However, the next few weeks will present a major test to the experienced coach, especially with his team returning to the knockout stages of the Champions League for the first time since the debacle of their shock exit against Roma in last season’s quarter-finals.
Valverde appears to have the full support of his playing squad, and the favourable opinions of key dressing room figures such as Lionel Messi, Gerard Pique and Luis Suarez was undoubtedly a factor in the club’s decision to extend his contract. And there would be no better way for Valverde to answer his critics by overseeing a fluid and flowing performance to deliver a comprehensive win in front of his home fans.
Dembele and Alena, or Coutinho and Vidal?
Last weekend’s goalless draw at Athletic Bilbao featured a pair of substitutions which Valverde must be seriously considering repeating from the start this weekend: Arturo Vidal and Philippe Coutinho were taken off, with Carles Alena and Ousmane Dembele.
Both choices represent a significant contrast in style, starting in midfield where Alena’s technical skills are a better fit for the team’s overall approach whereas Vidal offers a greater and oft-needed dose of physicality. The situation is further muddied by the option for Valverde to start with neither Vidal nor Alena, and instead plump for versatile Sergi Roberto.
On the left flank, Coutinho is theoretically a safer bet, capable of keeping the ball with conservative passing, whereas Dembele is a high-risk, high-reward performer who regularly concedes possession cheaply but also poses a much greater threat than the Brazilian.

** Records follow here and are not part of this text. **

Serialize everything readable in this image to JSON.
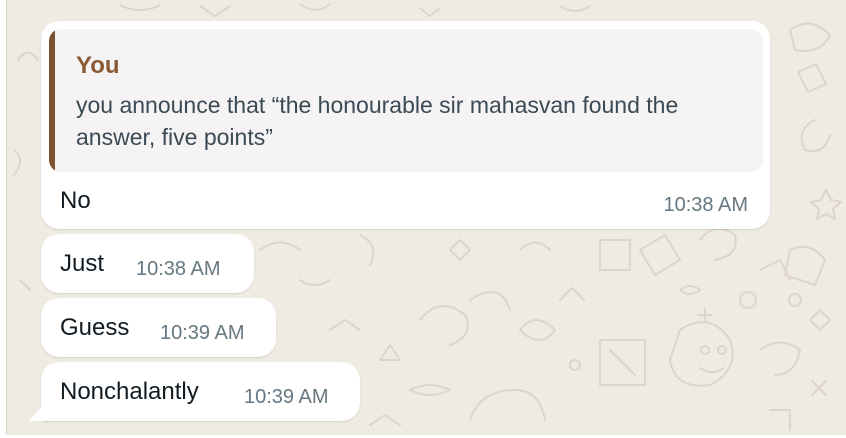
{
  "colors": {
    "wallpaper": "#efeae2",
    "bubble": "#ffffff",
    "quote_bar": "#7e5231",
    "quote_author": "#8a5a36",
    "timestamp": "#667781"
  },
  "messages": [
    {
      "reply_to": {
        "author": "You",
        "text": "you announce that “the honourable sir mahasvan found the answer, five points”"
      },
      "text": "No",
      "time": "10:38 AM"
    },
    {
      "text": "Just",
      "time": "10:38 AM"
    },
    {
      "text": "Guess",
      "time": "10:39 AM"
    },
    {
      "text": "Nonchalantly",
      "time": "10:39 AM"
    }
  ]
}
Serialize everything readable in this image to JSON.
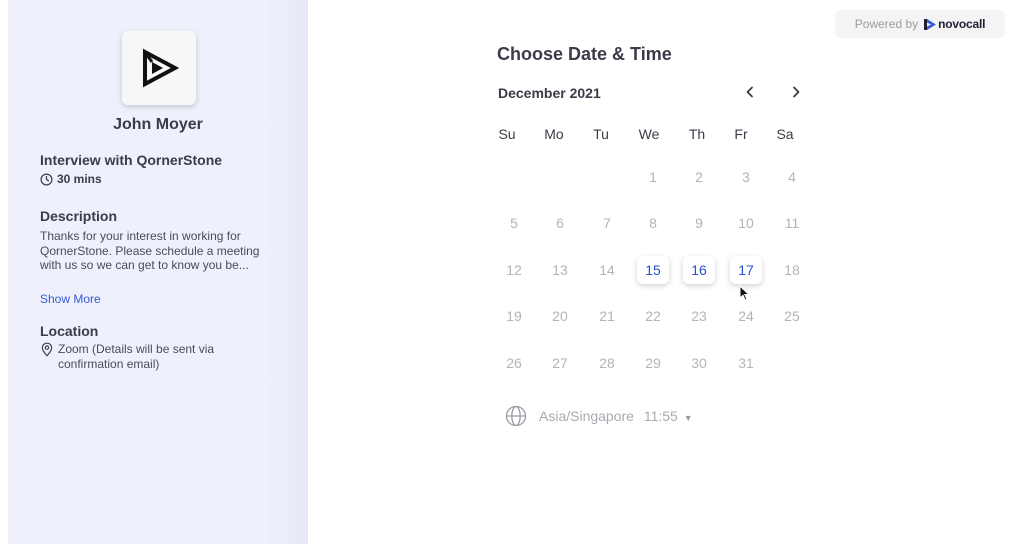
{
  "host": {
    "name": "John Moyer",
    "logo_icon": "play-triangle-logo-icon"
  },
  "event": {
    "title": "Interview with QornerStone",
    "duration": "30 mins"
  },
  "description": {
    "heading": "Description",
    "text": "Thanks for your interest in working for QornerStone. Please schedule a meeting with us so we can get to know you be...",
    "show_more": "Show More"
  },
  "location": {
    "heading": "Location",
    "text": "Zoom (Details will be sent via confirmation email)"
  },
  "powered": {
    "label": "Powered by",
    "brand": "novocall"
  },
  "calendar": {
    "title": "Choose Date & Time",
    "month": "December 2021",
    "weekdays": [
      "Su",
      "Mo",
      "Tu",
      "We",
      "Th",
      "Fr",
      "Sa"
    ],
    "days": [
      "1",
      "2",
      "3",
      "4",
      "5",
      "6",
      "7",
      "8",
      "9",
      "10",
      "11",
      "12",
      "13",
      "14",
      "15",
      "16",
      "17",
      "18",
      "19",
      "20",
      "21",
      "22",
      "23",
      "24",
      "25",
      "26",
      "27",
      "28",
      "29",
      "30",
      "31"
    ],
    "available_days": [
      "15",
      "16",
      "17"
    ],
    "first_weekday_index": 3
  },
  "timezone": {
    "name": "Asia/Singapore",
    "time": "11:55"
  },
  "colors": {
    "accent": "#2a4fcf",
    "link": "#3a5bd9",
    "panel_bg": "#eef0fb",
    "disabled_day": "#b2b4ba"
  }
}
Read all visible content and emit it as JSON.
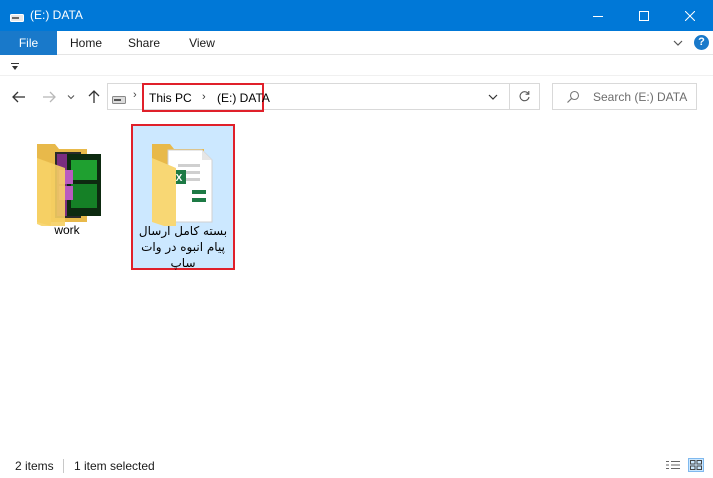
{
  "window": {
    "title": "(E:) DATA",
    "icon": "drive-icon",
    "controls": [
      "minimize-icon",
      "maximize-icon",
      "close-icon"
    ]
  },
  "ribbon": {
    "tabs": [
      {
        "label": "File"
      },
      {
        "label": "Home"
      },
      {
        "label": "Share"
      },
      {
        "label": "View"
      }
    ],
    "help": "?"
  },
  "nav": {
    "breadcrumb": [
      {
        "label": "This PC"
      },
      {
        "label": "(E:) DATA"
      }
    ],
    "separator": "›",
    "search_placeholder": "Search (E:) DATA"
  },
  "items": [
    {
      "name": "work",
      "icon": "folder-icon",
      "selected": false
    },
    {
      "name": "بسته کامل ارسال پیام انبوه در وات ساپ",
      "icon": "folder-icon",
      "selected": true
    }
  ],
  "status": {
    "count": "2 items",
    "selection": "1 item selected"
  },
  "colors": {
    "titlebar": "#0078d7",
    "file_tab": "#1979ca",
    "selection_bg": "#cce8ff",
    "highlight_border": "#e0202a"
  }
}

On the evidence of the current campaign, Dembele will surely feature in the team’s strongest starting eleven ahead of the consistently underwhelming Coutinho, and Valverde must be keen to start Dembele for the first time in nearly a month following injury rather than plunging him straight into the side for Tuesday’s trip to Lyon. With that in mind, Dembele being restricted to the bench this weekend would be a big surprise – and don’t be shocked if Valverde lines up with a 4-4-2 featuring both Coutinho and Dembele.